▶ **TASK GOAL**: For the data below, the lines that hold "will" should be counted; only the resulting number is expected.

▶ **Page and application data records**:
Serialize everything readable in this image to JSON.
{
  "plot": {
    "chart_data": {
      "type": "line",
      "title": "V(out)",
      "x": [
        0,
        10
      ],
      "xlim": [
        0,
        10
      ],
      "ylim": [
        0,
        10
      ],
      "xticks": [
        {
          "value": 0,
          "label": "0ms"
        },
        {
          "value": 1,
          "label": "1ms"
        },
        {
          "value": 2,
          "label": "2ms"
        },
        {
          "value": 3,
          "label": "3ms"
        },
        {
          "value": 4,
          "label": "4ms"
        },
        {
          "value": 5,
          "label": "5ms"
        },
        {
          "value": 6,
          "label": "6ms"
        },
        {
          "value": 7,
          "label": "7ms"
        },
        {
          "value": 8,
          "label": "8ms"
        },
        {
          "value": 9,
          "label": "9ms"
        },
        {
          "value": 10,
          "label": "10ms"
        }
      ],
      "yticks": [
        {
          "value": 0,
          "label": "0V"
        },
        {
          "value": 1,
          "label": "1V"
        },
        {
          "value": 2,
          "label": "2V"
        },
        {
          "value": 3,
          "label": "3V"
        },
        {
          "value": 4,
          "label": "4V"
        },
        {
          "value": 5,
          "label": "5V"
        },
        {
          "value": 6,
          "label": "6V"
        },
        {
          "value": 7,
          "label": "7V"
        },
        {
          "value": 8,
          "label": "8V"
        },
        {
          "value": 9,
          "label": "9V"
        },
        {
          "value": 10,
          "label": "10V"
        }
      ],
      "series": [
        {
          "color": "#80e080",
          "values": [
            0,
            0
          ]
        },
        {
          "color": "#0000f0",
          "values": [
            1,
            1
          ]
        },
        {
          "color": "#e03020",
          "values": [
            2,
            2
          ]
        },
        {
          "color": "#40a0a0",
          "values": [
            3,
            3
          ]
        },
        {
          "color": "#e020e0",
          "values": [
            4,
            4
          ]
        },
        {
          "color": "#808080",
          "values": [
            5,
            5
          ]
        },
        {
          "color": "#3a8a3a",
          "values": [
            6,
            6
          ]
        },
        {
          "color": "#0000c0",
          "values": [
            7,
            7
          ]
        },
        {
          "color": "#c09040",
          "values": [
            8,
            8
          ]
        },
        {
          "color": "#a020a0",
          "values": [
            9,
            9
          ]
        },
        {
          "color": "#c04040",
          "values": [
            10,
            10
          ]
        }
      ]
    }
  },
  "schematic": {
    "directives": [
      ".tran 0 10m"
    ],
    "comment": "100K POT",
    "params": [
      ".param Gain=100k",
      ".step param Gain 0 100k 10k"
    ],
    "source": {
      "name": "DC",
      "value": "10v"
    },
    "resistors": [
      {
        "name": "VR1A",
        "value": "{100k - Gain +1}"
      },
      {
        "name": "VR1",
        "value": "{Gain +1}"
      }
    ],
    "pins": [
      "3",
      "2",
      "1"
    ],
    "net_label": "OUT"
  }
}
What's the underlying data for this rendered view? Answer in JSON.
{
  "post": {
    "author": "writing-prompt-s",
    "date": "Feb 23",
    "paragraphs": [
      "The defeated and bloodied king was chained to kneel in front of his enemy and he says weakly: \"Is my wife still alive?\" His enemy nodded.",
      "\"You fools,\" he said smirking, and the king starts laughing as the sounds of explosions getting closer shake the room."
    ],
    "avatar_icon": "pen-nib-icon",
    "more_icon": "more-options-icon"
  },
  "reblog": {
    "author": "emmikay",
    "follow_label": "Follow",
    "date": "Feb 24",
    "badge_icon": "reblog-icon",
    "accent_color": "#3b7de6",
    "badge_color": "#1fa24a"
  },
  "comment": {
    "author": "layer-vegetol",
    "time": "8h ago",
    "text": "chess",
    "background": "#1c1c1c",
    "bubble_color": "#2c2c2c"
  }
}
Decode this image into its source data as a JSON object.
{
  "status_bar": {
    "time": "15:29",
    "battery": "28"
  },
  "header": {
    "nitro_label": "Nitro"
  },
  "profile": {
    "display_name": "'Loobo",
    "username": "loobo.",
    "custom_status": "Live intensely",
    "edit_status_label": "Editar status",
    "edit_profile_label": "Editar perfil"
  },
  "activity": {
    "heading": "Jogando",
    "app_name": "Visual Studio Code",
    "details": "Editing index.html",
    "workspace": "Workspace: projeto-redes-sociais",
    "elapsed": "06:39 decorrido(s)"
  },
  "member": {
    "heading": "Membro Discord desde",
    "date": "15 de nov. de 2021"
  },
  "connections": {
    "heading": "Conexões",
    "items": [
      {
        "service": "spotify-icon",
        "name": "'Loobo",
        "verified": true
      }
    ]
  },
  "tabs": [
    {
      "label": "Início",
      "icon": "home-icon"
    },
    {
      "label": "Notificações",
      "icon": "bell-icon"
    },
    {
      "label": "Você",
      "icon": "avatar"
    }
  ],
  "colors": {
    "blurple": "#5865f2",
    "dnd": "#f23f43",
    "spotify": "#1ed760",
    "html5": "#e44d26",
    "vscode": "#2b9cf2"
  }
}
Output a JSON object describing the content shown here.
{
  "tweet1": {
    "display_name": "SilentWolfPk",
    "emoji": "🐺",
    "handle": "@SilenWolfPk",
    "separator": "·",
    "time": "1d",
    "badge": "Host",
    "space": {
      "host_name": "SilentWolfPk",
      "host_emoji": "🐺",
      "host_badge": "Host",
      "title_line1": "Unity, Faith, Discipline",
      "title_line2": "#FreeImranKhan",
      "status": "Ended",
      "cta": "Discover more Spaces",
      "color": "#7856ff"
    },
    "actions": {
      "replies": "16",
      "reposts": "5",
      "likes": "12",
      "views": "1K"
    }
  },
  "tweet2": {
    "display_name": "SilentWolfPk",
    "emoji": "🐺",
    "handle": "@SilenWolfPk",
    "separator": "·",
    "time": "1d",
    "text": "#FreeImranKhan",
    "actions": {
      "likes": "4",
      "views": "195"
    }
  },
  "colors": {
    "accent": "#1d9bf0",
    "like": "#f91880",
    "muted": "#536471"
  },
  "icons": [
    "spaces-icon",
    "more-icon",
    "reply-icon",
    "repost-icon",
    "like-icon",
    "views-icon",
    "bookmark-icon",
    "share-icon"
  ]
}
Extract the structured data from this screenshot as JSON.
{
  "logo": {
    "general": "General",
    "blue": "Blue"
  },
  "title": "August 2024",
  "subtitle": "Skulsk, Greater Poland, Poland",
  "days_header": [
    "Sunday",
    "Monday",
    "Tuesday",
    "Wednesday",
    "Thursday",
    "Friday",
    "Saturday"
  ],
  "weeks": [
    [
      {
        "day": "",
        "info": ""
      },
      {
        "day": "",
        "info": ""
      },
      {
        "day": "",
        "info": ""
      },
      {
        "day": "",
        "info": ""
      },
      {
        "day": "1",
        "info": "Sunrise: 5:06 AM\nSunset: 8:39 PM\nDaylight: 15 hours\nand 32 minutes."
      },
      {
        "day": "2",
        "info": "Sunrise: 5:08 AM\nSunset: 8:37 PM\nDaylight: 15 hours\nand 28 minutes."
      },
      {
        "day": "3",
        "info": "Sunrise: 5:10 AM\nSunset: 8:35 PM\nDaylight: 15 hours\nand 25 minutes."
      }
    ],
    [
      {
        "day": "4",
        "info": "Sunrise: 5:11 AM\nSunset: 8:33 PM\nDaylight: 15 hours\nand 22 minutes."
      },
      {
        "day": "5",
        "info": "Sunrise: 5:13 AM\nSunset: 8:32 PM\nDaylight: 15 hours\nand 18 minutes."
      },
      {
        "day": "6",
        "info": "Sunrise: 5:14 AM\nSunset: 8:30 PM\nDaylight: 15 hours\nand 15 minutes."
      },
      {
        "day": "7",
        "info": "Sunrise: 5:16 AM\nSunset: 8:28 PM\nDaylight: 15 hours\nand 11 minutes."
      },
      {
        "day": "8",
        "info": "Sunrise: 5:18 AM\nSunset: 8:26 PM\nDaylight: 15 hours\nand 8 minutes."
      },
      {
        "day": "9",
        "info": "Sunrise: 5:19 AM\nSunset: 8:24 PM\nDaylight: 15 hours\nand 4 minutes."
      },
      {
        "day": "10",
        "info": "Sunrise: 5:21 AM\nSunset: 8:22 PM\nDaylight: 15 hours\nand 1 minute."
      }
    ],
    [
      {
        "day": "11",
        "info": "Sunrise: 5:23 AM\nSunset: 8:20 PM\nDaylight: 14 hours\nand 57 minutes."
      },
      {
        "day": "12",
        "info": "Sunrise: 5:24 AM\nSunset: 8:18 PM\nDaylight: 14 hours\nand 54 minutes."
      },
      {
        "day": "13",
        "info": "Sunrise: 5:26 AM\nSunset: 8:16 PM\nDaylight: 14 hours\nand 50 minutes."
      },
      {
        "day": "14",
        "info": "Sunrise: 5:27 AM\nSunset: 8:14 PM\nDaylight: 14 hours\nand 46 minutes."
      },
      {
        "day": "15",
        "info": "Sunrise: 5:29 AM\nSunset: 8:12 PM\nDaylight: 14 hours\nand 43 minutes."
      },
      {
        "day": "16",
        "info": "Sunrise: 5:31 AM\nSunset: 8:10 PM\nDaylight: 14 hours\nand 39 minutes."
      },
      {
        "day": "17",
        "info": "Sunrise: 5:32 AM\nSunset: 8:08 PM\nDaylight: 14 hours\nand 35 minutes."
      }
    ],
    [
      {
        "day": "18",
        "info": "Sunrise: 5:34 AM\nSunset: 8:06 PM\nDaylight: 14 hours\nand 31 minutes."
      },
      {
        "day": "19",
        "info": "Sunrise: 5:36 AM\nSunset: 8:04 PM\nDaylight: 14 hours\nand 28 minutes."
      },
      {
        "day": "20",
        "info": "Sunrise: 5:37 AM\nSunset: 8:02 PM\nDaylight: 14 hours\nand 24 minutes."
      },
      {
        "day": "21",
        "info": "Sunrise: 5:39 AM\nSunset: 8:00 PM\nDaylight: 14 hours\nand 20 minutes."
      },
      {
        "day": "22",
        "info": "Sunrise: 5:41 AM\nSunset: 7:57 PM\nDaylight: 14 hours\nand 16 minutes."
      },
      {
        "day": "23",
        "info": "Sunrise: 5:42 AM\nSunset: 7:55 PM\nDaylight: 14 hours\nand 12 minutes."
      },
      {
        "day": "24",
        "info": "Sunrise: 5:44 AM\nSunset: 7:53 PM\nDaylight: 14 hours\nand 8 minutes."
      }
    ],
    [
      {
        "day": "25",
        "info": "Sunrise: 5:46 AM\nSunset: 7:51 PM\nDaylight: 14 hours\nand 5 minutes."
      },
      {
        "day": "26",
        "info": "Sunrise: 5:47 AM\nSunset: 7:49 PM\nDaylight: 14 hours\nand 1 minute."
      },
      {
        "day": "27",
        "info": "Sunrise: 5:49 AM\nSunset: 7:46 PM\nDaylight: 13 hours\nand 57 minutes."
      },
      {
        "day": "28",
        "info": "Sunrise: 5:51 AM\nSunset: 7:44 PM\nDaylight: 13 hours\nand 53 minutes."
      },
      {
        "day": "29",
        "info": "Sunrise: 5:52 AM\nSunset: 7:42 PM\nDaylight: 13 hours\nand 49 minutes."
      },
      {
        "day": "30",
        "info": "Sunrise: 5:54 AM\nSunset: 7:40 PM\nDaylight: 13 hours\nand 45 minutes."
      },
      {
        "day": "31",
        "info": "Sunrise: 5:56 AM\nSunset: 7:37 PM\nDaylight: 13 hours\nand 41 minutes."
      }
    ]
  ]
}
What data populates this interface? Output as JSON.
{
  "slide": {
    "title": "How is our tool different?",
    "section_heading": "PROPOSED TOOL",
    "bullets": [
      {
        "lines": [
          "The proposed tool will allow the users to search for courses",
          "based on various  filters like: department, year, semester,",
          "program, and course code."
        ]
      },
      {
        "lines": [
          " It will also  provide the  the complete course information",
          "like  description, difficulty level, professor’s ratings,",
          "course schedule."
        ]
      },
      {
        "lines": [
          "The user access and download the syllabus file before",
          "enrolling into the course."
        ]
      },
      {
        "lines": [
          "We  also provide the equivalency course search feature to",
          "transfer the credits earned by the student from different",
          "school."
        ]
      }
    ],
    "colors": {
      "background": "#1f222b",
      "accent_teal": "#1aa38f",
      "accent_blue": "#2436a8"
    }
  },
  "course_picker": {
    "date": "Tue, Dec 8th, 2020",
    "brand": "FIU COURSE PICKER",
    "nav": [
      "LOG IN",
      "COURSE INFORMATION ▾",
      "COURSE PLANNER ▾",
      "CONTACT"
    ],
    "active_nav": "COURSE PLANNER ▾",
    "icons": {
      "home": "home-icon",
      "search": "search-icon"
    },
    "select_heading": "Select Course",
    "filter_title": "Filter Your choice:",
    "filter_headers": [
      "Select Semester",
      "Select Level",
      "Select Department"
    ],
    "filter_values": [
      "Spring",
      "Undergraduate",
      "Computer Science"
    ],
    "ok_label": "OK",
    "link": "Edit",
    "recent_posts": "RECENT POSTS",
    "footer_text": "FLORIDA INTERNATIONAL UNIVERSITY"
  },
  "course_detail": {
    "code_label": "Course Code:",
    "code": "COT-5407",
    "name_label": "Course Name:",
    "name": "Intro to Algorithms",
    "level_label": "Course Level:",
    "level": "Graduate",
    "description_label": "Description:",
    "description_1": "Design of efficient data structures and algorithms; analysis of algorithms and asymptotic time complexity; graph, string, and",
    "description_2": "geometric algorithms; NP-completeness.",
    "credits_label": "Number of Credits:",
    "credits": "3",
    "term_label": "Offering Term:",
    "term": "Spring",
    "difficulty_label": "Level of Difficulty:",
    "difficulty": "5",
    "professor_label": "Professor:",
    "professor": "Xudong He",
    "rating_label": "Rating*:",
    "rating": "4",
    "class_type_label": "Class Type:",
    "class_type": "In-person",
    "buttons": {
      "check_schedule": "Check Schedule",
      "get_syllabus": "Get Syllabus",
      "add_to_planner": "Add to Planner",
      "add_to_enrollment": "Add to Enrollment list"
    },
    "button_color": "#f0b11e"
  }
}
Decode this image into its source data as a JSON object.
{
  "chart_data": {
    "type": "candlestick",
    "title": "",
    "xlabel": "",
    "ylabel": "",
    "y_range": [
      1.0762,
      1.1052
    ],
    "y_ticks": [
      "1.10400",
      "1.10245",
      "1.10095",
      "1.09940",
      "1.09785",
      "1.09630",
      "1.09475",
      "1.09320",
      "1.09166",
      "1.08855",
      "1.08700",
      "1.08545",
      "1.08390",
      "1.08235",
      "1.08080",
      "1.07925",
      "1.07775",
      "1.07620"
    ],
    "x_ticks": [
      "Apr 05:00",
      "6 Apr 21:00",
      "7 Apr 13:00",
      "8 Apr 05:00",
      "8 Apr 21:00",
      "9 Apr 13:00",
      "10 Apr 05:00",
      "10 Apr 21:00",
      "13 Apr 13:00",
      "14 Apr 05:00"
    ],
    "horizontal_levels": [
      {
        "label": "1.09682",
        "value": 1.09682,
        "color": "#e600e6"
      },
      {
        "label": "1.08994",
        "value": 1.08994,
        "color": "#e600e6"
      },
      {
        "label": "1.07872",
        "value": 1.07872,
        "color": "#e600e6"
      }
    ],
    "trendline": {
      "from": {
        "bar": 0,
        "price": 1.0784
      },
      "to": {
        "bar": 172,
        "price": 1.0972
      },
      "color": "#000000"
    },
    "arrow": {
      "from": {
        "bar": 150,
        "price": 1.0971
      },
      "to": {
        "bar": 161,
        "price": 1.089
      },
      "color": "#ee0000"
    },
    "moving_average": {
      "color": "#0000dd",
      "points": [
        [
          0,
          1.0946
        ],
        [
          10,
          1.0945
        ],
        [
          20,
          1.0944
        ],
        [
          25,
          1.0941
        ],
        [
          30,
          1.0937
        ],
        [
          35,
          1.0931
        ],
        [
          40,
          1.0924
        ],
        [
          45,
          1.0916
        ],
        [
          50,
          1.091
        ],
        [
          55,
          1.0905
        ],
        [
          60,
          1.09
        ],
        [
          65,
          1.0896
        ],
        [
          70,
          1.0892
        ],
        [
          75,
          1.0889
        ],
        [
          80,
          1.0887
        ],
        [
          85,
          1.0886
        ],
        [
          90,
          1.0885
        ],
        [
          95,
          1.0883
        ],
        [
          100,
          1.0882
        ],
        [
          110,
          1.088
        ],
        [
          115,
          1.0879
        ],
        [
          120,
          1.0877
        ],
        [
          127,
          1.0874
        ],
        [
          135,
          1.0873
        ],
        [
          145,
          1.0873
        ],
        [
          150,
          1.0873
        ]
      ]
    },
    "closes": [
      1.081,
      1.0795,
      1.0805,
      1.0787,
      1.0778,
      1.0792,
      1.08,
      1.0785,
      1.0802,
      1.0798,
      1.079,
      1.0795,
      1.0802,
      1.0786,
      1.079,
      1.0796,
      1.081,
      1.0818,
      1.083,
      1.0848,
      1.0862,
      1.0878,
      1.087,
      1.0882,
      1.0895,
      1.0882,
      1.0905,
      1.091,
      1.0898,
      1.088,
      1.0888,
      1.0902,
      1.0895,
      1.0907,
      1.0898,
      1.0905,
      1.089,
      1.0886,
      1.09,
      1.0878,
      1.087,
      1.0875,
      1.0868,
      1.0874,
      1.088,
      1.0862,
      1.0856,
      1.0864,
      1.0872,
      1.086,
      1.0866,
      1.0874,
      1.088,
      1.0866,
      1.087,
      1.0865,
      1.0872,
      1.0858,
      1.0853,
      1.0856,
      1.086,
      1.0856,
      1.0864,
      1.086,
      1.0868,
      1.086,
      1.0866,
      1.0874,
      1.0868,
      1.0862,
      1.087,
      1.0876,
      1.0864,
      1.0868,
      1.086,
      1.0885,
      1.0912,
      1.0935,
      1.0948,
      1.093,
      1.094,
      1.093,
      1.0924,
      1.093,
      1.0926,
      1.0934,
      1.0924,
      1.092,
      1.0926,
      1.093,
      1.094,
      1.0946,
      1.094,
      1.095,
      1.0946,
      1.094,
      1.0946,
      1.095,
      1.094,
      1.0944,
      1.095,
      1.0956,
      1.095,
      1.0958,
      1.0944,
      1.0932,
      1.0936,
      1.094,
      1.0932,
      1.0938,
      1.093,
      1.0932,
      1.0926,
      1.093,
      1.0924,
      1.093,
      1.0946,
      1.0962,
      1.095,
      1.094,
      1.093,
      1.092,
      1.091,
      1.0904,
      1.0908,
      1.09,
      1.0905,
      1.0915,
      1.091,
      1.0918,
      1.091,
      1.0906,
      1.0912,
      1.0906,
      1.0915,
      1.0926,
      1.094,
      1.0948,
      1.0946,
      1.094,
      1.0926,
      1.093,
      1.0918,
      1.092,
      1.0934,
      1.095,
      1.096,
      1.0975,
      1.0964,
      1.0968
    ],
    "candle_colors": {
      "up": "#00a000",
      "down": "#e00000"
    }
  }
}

▶ **ANSWER BOX**: 2